entropybudgetpaper_oct21_untracked.docx (91.04 kB)
Are peatlands in different states with respect to their thermodynamic behaviour? A simple test of peatland energy and entropy budgets
journal contributionposted on 2022-02-10, 10:51 authored by F Worrall, R Morrison, C Evans, J Kaduk, S Page, A Cumming, M Rayment, N Kettridge
Whilst all ecosystems must obey the second law of thermodynamics, these physical bounds and controls on ecosystem evolution and development are largely ignored across the ecohydrological literature. To unravel the importance of these underlying restraints on ecosystem form and function, and their power to inform our scientific understanding, we have calculated the entropy budget of a range of peat ecosystems. We hypothesize that less disturbed peatlands are ‘near equilibrium’ with respect to the second law of thermodynamics and thus respond to change by minimizing entropy production. This ‘near equilibrium’ state is best achieved by limiting evaporative losses. Alternatively, peatlands ‘far-from-equilibrium’ respond to a change in energy inputs by maximizing entropy production which is best achieved by increasing evapotranspiration. To test these alternatives this study examined the energy balance time series from seven peatlands across a disturbance gradient. We estimate the entropy budgets for each and determine how a change in net radiation (ΔRn) was transferred to a change in latent heat flux (ΔλE). The study showed that: (i) The transfer of net radiation to latent heat differed significantly between peatlands. One group transferred up to 64% of the change in net radiation to a change in latent heat flux, while the second transferred as little as 27%. (ii) Sites that transferred the most energy to latent heat flux were those that produced the greatest entropy.

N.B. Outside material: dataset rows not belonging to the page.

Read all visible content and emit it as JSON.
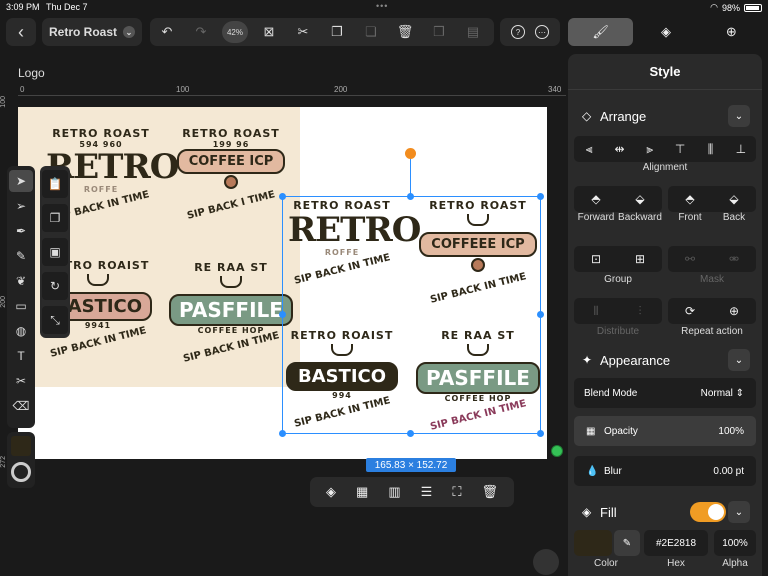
{
  "status": {
    "time": "3:09 PM",
    "date": "Thu Dec 7",
    "battery": "98%"
  },
  "document": {
    "title": "Retro Roast",
    "zoom": "42%"
  },
  "layer_name": "Logo",
  "ruler": {
    "h": [
      "0",
      "100",
      "200",
      "340"
    ],
    "v": [
      "100",
      "200",
      "272"
    ]
  },
  "selection_size": "165.83 × 152.72",
  "logos": [
    {
      "arc": "RETRO ROAST",
      "nums": "594   960",
      "big": "RETRO",
      "sub": "ROFFE",
      "tag": "SIP BACK IN TIME"
    },
    {
      "arc": "RETRO ROAST",
      "nums": "199   96",
      "pill": "COFFEE ICP",
      "tag": "SIP BACK I TIME"
    },
    {
      "arc": "RETRO ROAIST",
      "pill": "BASTICO",
      "nums": "9941",
      "tag": "SIP BACK IN TIME"
    },
    {
      "arc": "RE RAA ST",
      "pill": "PASFFILE",
      "sub": "COFFEE HOP",
      "tag": "SIP BACK IN TIME"
    },
    {
      "arc": "RETRO ROAST",
      "big": "RETRO",
      "sub": "ROFFE",
      "tag": "SIP BACK IN TIME"
    },
    {
      "arc": "RETRO ROAST",
      "pill": "COFFEEE ICP",
      "tag": "SIP BACK IN TIME"
    },
    {
      "arc": "RETRO ROAIST",
      "pill": "BASTICO",
      "nums": "994",
      "tag": "SIP BACK IN TIME"
    },
    {
      "arc": "RE RAA ST",
      "pill": "PASFFILE",
      "sub": "COFFEE HOP",
      "tag": "SIP BACK IN TIME"
    }
  ],
  "panel": {
    "title": "Style",
    "arrange": {
      "label": "Arrange",
      "alignment": "Alignment",
      "forward": "Forward",
      "backward": "Backward",
      "front": "Front",
      "back": "Back",
      "group": "Group",
      "mask": "Mask",
      "distribute": "Distribute",
      "repeat_action": "Repeat action"
    },
    "appearance": {
      "label": "Appearance",
      "blend_label": "Blend Mode",
      "blend_value": "Normal",
      "opacity_label": "Opacity",
      "opacity_value": "100%",
      "blur_label": "Blur",
      "blur_value": "0.00 pt"
    },
    "fill": {
      "label": "Fill",
      "enabled": true,
      "color": "#2E2818",
      "hex": "#2E2818",
      "alpha": "100%",
      "cap_color": "Color",
      "cap_hex": "Hex",
      "cap_alpha": "Alpha"
    }
  },
  "colors": {
    "accent": "#2b8fff",
    "toggle": "#f09c24",
    "rotation_handle": "#f28c1e",
    "brown": "#2e2818"
  }
}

The study shows that an ecosystem could be ‘near equilibrium’ rather than ‘far from equilibrium’.
CitationHydrological Processes, 35 (12), December 2021, e14431
Author affiliationSchool of Geography, Geology and Environment, University of Leicester
- AM (Accepted Manuscript)
Published inHydrological Processes